# INSTRUCTIONS TO FOLLOW
Please reproduce all the records exactly while leaving out their pictures.

# MATERIAL FOR THIS TASK
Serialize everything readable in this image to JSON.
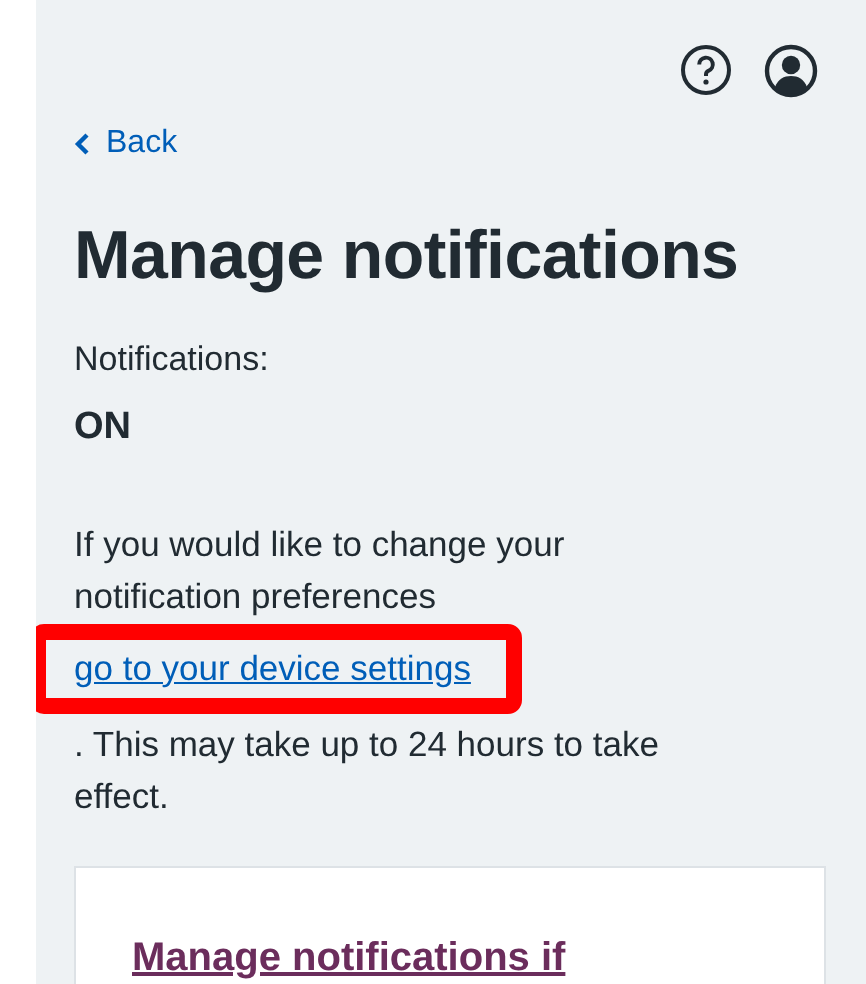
{
  "back_link": {
    "label": "Back"
  },
  "title": "Manage notifications",
  "status": {
    "label": "Notifications:",
    "value": "ON"
  },
  "info": {
    "text_before": "If you would like to change your notification preferences",
    "link": "go to your device settings",
    "text_after": ". This may take up to 24 hours to take effect.",
    "highlighted": true
  },
  "card": {
    "link": "Manage notifications if"
  }
}
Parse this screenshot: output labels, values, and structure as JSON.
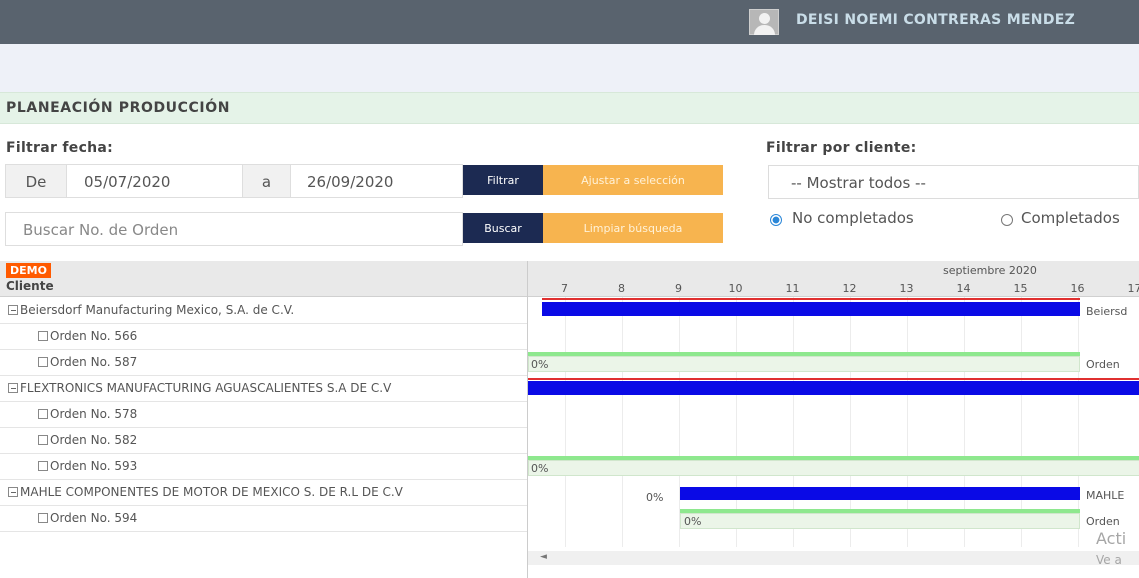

# FINISHED EXERCISE
Serialize everything readable in this image to JSON.
{
  "back_link": {
    "label": "Back"
  },
  "title": "Manage notifications",
  "status": {
    "label": "Notifications:",
    "value": "ON"
  },
  "info": {
    "text_before": "If you would like to change your notification preferences",
    "link": "go to your device settings",
    "text_after": ". This may take up to 24 hours to take effect.",
    "highlighted": true
  },
  "card": {
    "link": "Manage notifications if"
  }
}
Parse this screenshot: output labels, values, and structure as JSON.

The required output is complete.